## Prompt
Please copy each line below that contains the word "page".

## Provided information

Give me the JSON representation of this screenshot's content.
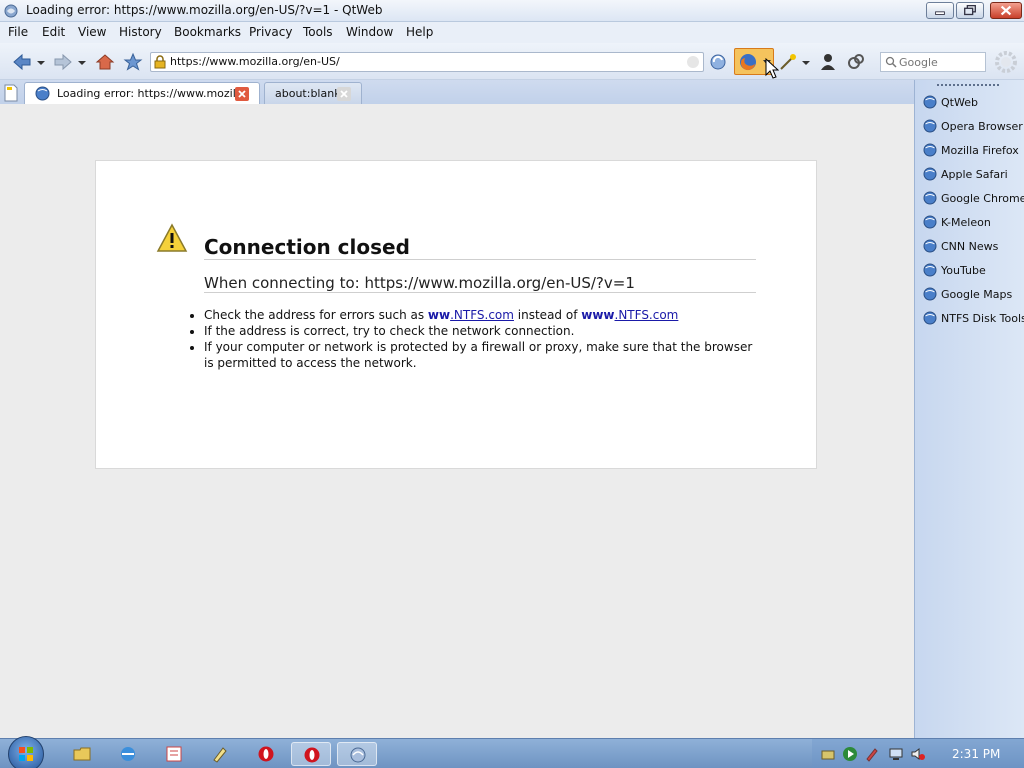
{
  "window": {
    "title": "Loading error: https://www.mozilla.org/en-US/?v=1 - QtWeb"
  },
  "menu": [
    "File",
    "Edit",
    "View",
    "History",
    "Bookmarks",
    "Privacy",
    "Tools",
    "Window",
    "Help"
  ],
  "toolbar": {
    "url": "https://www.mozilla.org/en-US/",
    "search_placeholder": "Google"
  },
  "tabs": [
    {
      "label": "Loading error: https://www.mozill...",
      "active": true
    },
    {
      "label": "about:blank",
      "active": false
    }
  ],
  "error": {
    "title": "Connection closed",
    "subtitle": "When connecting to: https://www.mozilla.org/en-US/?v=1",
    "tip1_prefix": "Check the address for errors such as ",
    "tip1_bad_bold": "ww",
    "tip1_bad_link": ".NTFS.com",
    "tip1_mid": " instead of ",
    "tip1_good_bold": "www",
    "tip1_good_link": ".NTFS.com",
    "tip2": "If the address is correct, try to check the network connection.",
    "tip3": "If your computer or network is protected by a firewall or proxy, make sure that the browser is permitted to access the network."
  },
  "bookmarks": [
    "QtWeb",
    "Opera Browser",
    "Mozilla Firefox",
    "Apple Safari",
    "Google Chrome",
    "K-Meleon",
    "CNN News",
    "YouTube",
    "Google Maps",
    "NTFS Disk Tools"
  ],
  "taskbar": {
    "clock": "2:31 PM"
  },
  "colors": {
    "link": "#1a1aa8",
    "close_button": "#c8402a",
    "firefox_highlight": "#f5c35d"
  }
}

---

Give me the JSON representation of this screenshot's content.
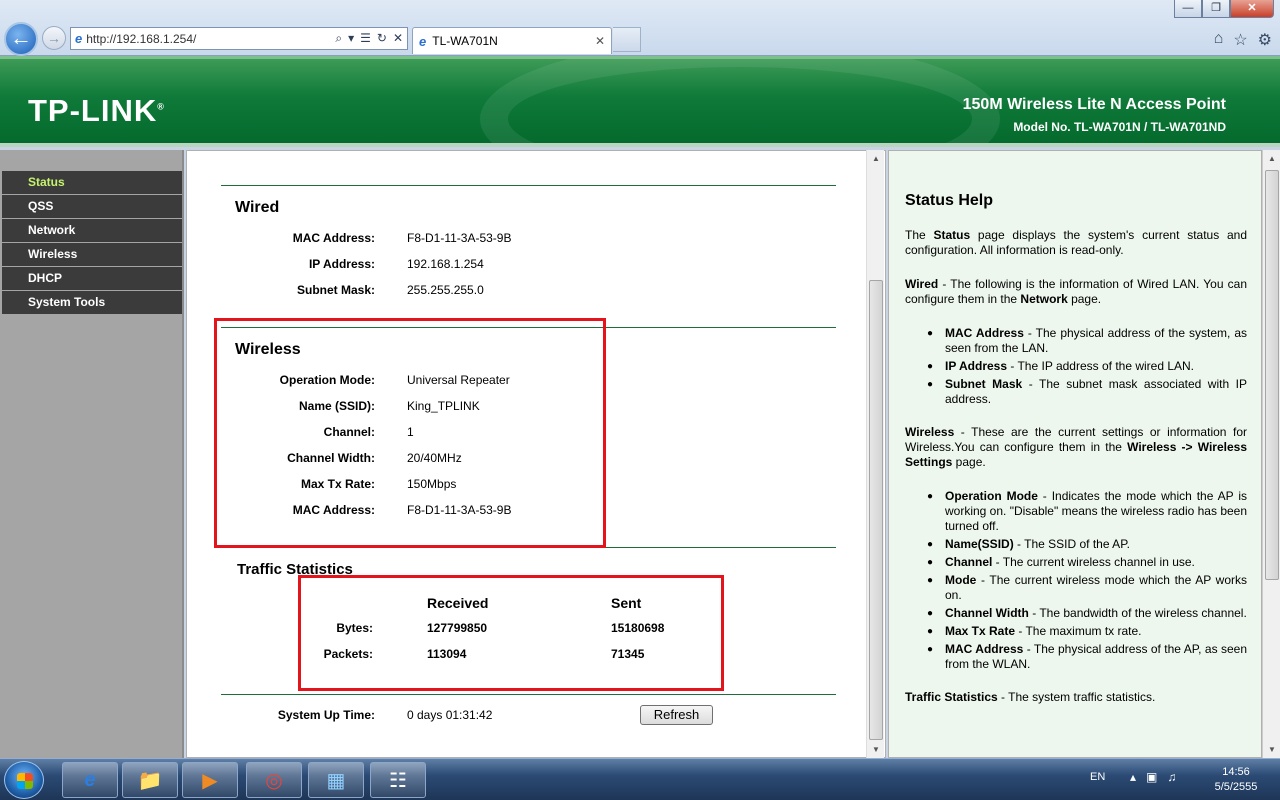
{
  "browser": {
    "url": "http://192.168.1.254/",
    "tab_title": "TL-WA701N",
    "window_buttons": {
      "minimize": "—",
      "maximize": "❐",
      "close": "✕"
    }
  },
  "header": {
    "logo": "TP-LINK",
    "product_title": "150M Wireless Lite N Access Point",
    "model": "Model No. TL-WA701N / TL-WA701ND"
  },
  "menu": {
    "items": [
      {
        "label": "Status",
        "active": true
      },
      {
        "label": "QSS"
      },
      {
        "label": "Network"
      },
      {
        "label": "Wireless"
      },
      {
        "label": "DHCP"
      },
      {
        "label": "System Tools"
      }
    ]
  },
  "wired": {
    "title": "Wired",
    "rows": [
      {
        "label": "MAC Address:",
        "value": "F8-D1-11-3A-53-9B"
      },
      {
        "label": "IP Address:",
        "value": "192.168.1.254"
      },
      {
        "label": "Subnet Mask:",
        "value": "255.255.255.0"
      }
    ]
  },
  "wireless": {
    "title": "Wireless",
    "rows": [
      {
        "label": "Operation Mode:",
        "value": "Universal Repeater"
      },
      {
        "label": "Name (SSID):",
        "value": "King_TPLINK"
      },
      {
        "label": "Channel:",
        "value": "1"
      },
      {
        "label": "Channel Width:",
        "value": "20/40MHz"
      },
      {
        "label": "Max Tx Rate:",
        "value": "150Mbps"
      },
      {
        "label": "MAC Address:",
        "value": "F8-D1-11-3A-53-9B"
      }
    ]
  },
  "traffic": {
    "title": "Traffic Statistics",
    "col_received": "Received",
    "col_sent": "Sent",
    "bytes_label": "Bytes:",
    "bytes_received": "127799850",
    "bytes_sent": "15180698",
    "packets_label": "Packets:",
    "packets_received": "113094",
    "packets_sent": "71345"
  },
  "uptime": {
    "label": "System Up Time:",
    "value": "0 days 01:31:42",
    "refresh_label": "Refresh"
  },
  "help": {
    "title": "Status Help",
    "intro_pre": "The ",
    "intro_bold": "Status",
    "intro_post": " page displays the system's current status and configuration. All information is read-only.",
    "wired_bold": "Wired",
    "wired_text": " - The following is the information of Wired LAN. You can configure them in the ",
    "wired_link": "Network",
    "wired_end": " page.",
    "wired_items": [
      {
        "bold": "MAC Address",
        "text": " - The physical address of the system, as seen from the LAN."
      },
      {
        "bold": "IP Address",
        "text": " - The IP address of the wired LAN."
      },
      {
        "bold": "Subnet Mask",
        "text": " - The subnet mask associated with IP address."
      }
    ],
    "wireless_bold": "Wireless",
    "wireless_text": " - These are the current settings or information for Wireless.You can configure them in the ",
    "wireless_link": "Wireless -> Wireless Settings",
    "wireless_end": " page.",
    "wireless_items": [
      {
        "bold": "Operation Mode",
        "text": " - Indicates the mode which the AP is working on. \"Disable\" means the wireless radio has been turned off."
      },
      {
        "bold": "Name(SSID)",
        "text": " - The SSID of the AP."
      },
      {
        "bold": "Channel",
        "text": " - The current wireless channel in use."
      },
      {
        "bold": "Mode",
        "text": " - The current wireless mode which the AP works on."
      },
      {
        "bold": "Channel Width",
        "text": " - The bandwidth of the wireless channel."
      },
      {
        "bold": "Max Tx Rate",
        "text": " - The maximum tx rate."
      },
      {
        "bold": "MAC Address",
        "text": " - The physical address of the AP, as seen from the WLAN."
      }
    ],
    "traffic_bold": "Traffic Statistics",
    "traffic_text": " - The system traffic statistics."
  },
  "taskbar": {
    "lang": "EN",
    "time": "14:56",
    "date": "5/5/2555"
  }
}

## Answer to this exercise
    "intro_post": " page displays the system's current status and configuration. All information is read-only.",
    "wired_end": " page.",
    "wireless_end": " page.",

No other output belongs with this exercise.